▸ What you should do: Retype the records exactly.

Items from an interface collection:
○ ○ ○ ○ ○ ○ ○
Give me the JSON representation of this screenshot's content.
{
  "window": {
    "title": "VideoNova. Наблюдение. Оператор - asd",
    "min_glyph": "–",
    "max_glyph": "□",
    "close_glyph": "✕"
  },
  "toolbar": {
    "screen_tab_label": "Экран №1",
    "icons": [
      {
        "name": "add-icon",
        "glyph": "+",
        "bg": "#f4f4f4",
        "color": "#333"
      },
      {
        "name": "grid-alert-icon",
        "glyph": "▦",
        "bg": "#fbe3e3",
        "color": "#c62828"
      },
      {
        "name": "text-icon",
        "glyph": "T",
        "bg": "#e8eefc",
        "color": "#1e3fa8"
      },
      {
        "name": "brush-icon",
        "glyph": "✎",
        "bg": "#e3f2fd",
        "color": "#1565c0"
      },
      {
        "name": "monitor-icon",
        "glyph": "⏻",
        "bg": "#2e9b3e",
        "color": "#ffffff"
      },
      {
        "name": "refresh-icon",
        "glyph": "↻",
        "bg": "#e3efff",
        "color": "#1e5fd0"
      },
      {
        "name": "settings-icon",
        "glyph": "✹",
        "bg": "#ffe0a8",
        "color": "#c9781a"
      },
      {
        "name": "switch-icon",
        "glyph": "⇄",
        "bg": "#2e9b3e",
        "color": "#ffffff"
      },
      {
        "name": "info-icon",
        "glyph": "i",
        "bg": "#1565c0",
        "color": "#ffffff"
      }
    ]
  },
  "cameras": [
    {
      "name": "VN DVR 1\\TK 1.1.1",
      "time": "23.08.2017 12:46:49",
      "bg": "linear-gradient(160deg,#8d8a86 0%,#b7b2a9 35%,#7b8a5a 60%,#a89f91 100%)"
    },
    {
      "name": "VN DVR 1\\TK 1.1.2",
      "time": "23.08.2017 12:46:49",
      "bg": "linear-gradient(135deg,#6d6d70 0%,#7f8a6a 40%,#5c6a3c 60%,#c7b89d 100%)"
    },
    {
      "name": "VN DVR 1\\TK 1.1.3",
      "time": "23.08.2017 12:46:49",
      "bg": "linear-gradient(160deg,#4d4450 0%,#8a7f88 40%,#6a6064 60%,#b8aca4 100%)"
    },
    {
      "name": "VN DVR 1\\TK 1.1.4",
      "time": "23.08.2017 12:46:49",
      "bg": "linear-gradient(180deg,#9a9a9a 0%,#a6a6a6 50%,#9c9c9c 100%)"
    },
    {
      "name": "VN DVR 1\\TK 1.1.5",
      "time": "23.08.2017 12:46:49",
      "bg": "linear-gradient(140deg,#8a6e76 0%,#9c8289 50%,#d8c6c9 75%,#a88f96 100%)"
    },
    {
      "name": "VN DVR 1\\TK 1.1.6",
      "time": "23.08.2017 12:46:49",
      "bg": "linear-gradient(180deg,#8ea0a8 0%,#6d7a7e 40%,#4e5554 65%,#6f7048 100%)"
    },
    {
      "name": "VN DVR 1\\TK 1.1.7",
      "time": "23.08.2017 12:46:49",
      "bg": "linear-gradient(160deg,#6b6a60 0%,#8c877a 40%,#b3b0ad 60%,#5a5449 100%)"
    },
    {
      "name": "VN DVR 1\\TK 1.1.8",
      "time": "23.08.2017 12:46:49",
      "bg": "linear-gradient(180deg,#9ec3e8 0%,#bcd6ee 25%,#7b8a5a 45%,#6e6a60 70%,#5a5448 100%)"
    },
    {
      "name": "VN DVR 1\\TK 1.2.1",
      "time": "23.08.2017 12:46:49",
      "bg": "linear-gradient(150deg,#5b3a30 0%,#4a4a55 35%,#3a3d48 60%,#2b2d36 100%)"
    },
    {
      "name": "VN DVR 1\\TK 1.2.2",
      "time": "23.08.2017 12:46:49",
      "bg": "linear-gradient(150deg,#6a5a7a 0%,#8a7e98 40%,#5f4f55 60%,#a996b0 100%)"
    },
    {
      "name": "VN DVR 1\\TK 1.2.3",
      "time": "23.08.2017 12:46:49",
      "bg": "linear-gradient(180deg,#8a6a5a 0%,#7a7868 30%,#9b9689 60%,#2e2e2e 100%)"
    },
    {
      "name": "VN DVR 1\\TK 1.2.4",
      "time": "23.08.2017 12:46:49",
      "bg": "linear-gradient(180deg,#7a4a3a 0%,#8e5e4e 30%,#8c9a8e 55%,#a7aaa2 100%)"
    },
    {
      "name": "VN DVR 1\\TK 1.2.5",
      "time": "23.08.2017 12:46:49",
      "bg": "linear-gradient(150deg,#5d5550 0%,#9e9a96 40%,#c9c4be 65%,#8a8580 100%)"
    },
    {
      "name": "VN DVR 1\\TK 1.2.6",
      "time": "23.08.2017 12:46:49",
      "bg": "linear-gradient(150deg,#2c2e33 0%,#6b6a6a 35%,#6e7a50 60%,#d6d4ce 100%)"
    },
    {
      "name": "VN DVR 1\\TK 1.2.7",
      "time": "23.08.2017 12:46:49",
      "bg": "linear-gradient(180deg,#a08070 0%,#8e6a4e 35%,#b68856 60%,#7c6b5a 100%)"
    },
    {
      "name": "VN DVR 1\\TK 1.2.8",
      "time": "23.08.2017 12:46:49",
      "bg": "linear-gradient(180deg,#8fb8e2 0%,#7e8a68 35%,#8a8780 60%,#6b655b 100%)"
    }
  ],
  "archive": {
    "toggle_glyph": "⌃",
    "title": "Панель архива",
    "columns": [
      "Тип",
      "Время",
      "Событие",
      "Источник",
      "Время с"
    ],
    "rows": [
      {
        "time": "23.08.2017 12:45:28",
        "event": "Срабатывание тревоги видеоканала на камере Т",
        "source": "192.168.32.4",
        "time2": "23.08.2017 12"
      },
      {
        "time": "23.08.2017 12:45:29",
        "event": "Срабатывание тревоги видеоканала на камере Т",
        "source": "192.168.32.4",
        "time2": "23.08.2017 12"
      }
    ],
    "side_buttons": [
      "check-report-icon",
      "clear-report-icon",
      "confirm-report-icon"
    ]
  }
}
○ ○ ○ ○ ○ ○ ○
▸ Written reply:
Give me the JSON representation of this screenshot's content.
{
  "window": {
    "title": "VideoNova. Наблюдение. Оператор - asd",
    "min_glyph": "–",
    "max_glyph": "□",
    "close_glyph": "✕"
  },
  "toolbar": {
    "screen_tab_label": "Экран №1",
    "icons": [
      {
        "name": "add-icon",
        "glyph": "+",
        "bg": "#f4f4f4",
        "color": "#333"
      },
      {
        "name": "grid-alert-icon",
        "glyph": "▦",
        "bg": "#fbe3e3",
        "color": "#c62828"
      },
      {
        "name": "text-icon",
        "glyph": "T",
        "bg": "#e8eefc",
        "color": "#1e3fa8"
      },
      {
        "name": "brush-icon",
        "glyph": "✎",
        "bg": "#e3f2fd",
        "color": "#1565c0"
      },
      {
        "name": "monitor-icon",
        "glyph": "⏻",
        "bg": "#2e9b3e",
        "color": "#ffffff"
      },
      {
        "name": "refresh-icon",
        "glyph": "↻",
        "bg": "#e3efff",
        "color": "#1e5fd0"
      },
      {
        "name": "settings-icon",
        "glyph": "✹",
        "bg": "#ffe0a8",
        "color": "#c9781a"
      },
      {
        "name": "switch-icon",
        "glyph": "⇄",
        "bg": "#2e9b3e",
        "color": "#ffffff"
      },
      {
        "name": "info-icon",
        "glyph": "i",
        "bg": "#1565c0",
        "color": "#ffffff"
      }
    ]
  },
  "cameras": [
    {
      "name": "VN DVR 1\\TK 1.1.1",
      "time": "23.08.2017 12:46:49",
      "bg": "linear-gradient(160deg,#8d8a86 0%,#b7b2a9 35%,#7b8a5a 60%,#a89f91 100%)"
    },
    {
      "name": "VN DVR 1\\TK 1.1.2",
      "time": "23.08.2017 12:46:49",
      "bg": "linear-gradient(135deg,#6d6d70 0%,#7f8a6a 40%,#5c6a3c 60%,#c7b89d 100%)"
    },
    {
      "name": "VN DVR 1\\TK 1.1.3",
      "time": "23.08.2017 12:46:49",
      "bg": "linear-gradient(160deg,#4d4450 0%,#8a7f88 40%,#6a6064 60%,#b8aca4 100%)"
    },
    {
      "name": "VN DVR 1\\TK 1.1.4",
      "time": "23.08.2017 12:46:49",
      "bg": "linear-gradient(180deg,#9a9a9a 0%,#a6a6a6 50%,#9c9c9c 100%)"
    },
    {
      "name": "VN DVR 1\\TK 1.1.5",
      "time": "23.08.2017 12:46:49",
      "bg": "linear-gradient(140deg,#8a6e76 0%,#9c8289 50%,#d8c6c9 75%,#a88f96 100%)"
    },
    {
      "name": "VN DVR 1\\TK 1.1.6",
      "time": "23.08.2017 12:46:49",
      "bg": "linear-gradient(180deg,#8ea0a8 0%,#6d7a7e 40%,#4e5554 65%,#6f7048 100%)"
    },
    {
      "name": "VN DVR 1\\TK 1.1.7",
      "time": "23.08.2017 12:46:49",
      "bg": "linear-gradient(160deg,#6b6a60 0%,#8c877a 40%,#b3b0ad 60%,#5a5449 100%)"
    },
    {
      "name": "VN DVR 1\\TK 1.1.8",
      "time": "23.08.2017 12:46:49",
      "bg": "linear-gradient(180deg,#9ec3e8 0%,#bcd6ee 25%,#7b8a5a 45%,#6e6a60 70%,#5a5448 100%)"
    },
    {
      "name": "VN DVR 1\\TK 1.2.1",
      "time": "23.08.2017 12:46:49",
      "bg": "linear-gradient(150deg,#5b3a30 0%,#4a4a55 35%,#3a3d48 60%,#2b2d36 100%)"
    },
    {
      "name": "VN DVR 1\\TK 1.2.2",
      "time": "23.08.2017 12:46:49",
      "bg": "linear-gradient(150deg,#6a5a7a 0%,#8a7e98 40%,#5f4f55 60%,#a996b0 100%)"
    },
    {
      "name": "VN DVR 1\\TK 1.2.3",
      "time": "23.08.2017 12:46:49",
      "bg": "linear-gradient(180deg,#8a6a5a 0%,#7a7868 30%,#9b9689 60%,#2e2e2e 100%)"
    },
    {
      "name": "VN DVR 1\\TK 1.2.4",
      "time": "23.08.2017 12:46:49",
      "bg": "linear-gradient(180deg,#7a4a3a 0%,#8e5e4e 30%,#8c9a8e 55%,#a7aaa2 100%)"
    },
    {
      "name": "VN DVR 1\\TK 1.2.5",
      "time": "23.08.2017 12:46:49",
      "bg": "linear-gradient(150deg,#5d5550 0%,#9e9a96 40%,#c9c4be 65%,#8a8580 100%)"
    },
    {
      "name": "VN DVR 1\\TK 1.2.6",
      "time": "23.08.2017 12:46:49",
      "bg": "linear-gradient(150deg,#2c2e33 0%,#6b6a6a 35%,#6e7a50 60%,#d6d4ce 100%)"
    },
    {
      "name": "VN DVR 1\\TK 1.2.7",
      "time": "23.08.2017 12:46:49",
      "bg": "linear-gradient(180deg,#a08070 0%,#8e6a4e 35%,#b68856 60%,#7c6b5a 100%)"
    },
    {
      "name": "VN DVR 1\\TK 1.2.8",
      "time": "23.08.2017 12:46:49",
      "bg": "linear-gradient(180deg,#8fb8e2 0%,#7e8a68 35%,#8a8780 60%,#6b655b 100%)"
    }
  ],
  "archive": {
    "toggle_glyph": "⌃",
    "title": "Панель архива",
    "columns": [
      "Тип",
      "Время",
      "Событие",
      "Источник",
      "Время с"
    ],
    "rows": [
      {
        "time": "23.08.2017 12:45:28",
        "event": "Срабатывание тревоги видеоканала на камере Т",
        "source": "192.168.32.4",
        "time2": "23.08.2017 12"
      },
      {
        "time": "23.08.2017 12:45:29",
        "event": "Срабатывание тревоги видеоканала на камере Т",
        "source": "192.168.32.4",
        "time2": "23.08.2017 12"
      }
    ],
    "side_buttons": [
      "check-report-icon",
      "clear-report-icon",
      "confirm-report-icon"
    ]
  }
}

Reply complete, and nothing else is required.